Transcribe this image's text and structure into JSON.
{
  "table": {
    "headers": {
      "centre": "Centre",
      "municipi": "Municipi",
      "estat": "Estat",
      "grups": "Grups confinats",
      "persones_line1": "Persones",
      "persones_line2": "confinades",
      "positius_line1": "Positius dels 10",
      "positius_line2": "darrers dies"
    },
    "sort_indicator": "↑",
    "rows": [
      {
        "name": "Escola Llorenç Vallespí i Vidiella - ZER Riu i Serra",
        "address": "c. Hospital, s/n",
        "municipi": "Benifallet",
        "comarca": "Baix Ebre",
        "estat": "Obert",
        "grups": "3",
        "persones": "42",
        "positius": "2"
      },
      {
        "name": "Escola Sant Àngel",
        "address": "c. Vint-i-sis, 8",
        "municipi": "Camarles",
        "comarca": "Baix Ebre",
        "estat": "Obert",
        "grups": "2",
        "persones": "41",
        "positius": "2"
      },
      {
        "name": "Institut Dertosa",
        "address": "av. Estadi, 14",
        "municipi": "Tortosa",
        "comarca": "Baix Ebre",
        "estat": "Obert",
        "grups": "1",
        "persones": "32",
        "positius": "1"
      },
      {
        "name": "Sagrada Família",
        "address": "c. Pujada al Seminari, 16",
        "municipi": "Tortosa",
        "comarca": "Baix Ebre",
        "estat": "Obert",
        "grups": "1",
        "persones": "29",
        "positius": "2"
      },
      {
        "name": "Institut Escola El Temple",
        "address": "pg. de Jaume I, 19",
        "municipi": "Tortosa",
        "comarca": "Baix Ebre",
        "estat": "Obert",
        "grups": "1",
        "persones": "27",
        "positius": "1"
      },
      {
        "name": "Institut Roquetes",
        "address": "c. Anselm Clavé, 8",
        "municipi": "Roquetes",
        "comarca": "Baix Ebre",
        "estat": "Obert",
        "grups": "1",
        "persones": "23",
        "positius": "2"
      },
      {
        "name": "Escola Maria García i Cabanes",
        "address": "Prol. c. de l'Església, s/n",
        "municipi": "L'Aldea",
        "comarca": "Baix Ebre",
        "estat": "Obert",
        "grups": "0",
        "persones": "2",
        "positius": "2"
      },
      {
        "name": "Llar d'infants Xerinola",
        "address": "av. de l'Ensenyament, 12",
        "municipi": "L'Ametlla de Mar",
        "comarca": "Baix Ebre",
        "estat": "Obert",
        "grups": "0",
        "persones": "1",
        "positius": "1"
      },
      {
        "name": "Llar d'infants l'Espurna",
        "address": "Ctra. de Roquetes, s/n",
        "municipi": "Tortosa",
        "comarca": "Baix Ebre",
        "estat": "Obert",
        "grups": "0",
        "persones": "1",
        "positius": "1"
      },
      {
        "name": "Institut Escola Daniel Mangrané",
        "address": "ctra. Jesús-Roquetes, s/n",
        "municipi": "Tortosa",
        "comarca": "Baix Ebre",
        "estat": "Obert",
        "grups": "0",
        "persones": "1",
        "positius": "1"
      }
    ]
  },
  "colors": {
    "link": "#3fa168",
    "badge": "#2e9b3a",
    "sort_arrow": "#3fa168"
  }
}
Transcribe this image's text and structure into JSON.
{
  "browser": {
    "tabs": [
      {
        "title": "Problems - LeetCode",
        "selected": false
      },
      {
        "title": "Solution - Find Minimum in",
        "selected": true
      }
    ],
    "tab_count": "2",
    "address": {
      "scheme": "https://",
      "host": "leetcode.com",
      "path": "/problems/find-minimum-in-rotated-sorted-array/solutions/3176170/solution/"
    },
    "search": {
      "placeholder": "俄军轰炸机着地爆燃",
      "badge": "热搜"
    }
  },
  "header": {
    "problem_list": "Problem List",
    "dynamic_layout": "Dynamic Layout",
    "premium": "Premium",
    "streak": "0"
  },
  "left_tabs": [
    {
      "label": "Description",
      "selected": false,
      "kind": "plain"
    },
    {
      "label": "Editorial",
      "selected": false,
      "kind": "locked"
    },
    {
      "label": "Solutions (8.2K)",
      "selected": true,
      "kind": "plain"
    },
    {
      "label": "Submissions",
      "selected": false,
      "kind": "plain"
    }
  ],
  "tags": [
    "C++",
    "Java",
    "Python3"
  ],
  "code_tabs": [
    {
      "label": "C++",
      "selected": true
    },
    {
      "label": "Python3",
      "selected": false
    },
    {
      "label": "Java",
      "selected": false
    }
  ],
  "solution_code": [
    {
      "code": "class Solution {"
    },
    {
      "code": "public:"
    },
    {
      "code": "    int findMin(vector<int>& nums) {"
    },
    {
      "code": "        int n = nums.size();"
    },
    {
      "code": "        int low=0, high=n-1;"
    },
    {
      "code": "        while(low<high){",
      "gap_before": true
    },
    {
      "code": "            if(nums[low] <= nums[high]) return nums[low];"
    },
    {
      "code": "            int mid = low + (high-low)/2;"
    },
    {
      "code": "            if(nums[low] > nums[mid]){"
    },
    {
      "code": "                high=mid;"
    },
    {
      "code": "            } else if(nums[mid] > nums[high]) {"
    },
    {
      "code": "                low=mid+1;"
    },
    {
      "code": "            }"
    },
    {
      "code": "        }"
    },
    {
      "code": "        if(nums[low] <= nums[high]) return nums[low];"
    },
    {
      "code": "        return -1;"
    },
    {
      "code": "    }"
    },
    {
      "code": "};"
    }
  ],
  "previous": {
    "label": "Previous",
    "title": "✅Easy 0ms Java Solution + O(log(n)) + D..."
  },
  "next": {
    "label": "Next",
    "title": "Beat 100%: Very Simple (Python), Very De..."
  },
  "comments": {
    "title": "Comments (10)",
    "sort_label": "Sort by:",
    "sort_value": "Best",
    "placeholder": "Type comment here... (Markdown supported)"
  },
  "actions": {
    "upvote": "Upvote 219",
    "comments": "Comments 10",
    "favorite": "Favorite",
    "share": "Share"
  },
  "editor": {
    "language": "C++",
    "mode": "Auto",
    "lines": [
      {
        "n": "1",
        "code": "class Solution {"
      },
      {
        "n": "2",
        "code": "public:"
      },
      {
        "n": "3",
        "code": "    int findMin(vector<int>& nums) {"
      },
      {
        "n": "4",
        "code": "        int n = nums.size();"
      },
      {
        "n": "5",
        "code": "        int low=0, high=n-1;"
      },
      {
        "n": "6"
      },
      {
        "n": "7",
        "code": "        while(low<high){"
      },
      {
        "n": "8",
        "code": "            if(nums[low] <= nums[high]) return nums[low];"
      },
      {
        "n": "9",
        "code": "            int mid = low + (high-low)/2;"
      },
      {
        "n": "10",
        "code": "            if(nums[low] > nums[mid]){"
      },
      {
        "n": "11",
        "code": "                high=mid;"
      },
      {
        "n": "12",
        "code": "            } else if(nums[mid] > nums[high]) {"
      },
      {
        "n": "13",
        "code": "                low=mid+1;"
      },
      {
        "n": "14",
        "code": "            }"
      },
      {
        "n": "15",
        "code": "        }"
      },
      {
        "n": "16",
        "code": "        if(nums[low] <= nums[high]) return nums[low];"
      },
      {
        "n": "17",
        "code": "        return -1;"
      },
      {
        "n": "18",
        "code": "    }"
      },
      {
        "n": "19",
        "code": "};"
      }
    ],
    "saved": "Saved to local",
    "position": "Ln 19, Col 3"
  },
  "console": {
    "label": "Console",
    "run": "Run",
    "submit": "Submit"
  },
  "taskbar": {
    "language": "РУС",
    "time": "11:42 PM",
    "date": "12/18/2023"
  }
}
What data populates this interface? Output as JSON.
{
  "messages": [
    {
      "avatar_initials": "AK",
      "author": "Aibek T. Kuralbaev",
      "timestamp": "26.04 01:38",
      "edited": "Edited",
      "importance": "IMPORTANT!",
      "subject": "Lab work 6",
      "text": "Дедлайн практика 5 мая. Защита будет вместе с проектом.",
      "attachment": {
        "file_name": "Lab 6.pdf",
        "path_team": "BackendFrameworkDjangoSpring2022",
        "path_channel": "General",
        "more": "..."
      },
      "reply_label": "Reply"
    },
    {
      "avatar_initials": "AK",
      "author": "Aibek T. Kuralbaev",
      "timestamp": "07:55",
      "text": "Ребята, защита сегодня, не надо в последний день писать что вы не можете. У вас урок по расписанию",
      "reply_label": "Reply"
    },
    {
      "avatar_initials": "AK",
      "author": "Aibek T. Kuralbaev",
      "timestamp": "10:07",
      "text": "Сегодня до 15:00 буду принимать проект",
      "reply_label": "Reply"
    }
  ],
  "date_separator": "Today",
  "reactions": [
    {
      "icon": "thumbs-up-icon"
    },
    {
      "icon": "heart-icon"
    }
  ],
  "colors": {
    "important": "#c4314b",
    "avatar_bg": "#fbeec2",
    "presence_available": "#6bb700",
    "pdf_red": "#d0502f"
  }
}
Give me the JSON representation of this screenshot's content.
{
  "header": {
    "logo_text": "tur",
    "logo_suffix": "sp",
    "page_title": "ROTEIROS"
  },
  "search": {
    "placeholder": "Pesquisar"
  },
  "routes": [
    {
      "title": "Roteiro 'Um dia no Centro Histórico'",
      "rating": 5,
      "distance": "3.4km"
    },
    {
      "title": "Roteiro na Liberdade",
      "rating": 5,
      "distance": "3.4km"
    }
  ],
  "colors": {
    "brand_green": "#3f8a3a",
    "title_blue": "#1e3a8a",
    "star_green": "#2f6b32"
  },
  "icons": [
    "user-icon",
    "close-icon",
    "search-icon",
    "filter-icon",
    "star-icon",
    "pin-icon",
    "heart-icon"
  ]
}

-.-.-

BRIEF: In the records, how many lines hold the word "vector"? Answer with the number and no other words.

RESULT OF THE TASK: 2